- [Given entries]:
☆ ☆ ☆
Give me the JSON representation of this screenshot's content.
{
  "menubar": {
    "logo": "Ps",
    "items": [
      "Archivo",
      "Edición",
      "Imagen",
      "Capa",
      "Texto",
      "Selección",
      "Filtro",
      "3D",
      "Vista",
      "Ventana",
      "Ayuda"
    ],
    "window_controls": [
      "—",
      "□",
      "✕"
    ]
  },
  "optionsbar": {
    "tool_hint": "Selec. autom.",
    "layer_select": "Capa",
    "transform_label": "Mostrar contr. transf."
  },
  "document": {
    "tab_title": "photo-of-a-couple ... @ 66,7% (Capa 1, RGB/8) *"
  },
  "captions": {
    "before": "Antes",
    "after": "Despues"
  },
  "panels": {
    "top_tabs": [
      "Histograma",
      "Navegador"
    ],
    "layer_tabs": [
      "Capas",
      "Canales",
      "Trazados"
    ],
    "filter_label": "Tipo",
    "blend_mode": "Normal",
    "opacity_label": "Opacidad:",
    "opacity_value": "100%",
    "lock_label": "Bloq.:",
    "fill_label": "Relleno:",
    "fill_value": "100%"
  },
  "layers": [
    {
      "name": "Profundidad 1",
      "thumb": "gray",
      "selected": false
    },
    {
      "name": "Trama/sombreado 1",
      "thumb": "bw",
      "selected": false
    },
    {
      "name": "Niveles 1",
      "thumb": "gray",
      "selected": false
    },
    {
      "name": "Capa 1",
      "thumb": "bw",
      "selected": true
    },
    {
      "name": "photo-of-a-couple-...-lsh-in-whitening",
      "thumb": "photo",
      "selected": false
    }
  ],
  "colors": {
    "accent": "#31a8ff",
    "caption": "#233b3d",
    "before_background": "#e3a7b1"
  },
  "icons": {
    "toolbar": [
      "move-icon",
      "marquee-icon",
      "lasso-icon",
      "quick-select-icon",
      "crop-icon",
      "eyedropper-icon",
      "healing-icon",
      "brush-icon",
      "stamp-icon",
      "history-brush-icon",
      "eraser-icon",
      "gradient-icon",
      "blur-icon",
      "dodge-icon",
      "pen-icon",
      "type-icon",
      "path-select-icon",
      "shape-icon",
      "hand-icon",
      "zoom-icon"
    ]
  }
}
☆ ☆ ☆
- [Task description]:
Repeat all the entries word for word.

- [Solved problem]:
Give me the JSON representation of this screenshot's content.
{
  "menubar": {
    "logo": "Ps",
    "items": [
      "Archivo",
      "Edición",
      "Imagen",
      "Capa",
      "Texto",
      "Selección",
      "Filtro",
      "3D",
      "Vista",
      "Ventana",
      "Ayuda"
    ],
    "window_controls": [
      "—",
      "□",
      "✕"
    ]
  },
  "optionsbar": {
    "tool_hint": "Selec. autom.",
    "layer_select": "Capa",
    "transform_label": "Mostrar contr. transf."
  },
  "document": {
    "tab_title": "photo-of-a-couple ... @ 66,7% (Capa 1, RGB/8) *"
  },
  "captions": {
    "before": "Antes",
    "after": "Despues"
  },
  "panels": {
    "top_tabs": [
      "Histograma",
      "Navegador"
    ],
    "layer_tabs": [
      "Capas",
      "Canales",
      "Trazados"
    ],
    "filter_label": "Tipo",
    "blend_mode": "Normal",
    "opacity_label": "Opacidad:",
    "opacity_value": "100%",
    "lock_label": "Bloq.:",
    "fill_label": "Relleno:",
    "fill_value": "100%"
  },
  "layers": [
    {
      "name": "Profundidad 1",
      "thumb": "gray",
      "selected": false
    },
    {
      "name": "Trama/sombreado 1",
      "thumb": "bw",
      "selected": false
    },
    {
      "name": "Niveles 1",
      "thumb": "gray",
      "selected": false
    },
    {
      "name": "Capa 1",
      "thumb": "bw",
      "selected": true
    },
    {
      "name": "photo-of-a-couple-...-lsh-in-whitening",
      "thumb": "photo",
      "selected": false
    }
  ],
  "colors": {
    "accent": "#31a8ff",
    "caption": "#233b3d",
    "before_background": "#e3a7b1"
  },
  "icons": {
    "toolbar": [
      "move-icon",
      "marquee-icon",
      "lasso-icon",
      "quick-select-icon",
      "crop-icon",
      "eyedropper-icon",
      "healing-icon",
      "brush-icon",
      "stamp-icon",
      "history-brush-icon",
      "eraser-icon",
      "gradient-icon",
      "blur-icon",
      "dodge-icon",
      "pen-icon",
      "type-icon",
      "path-select-icon",
      "shape-icon",
      "hand-icon",
      "zoom-icon"
    ]
  }
}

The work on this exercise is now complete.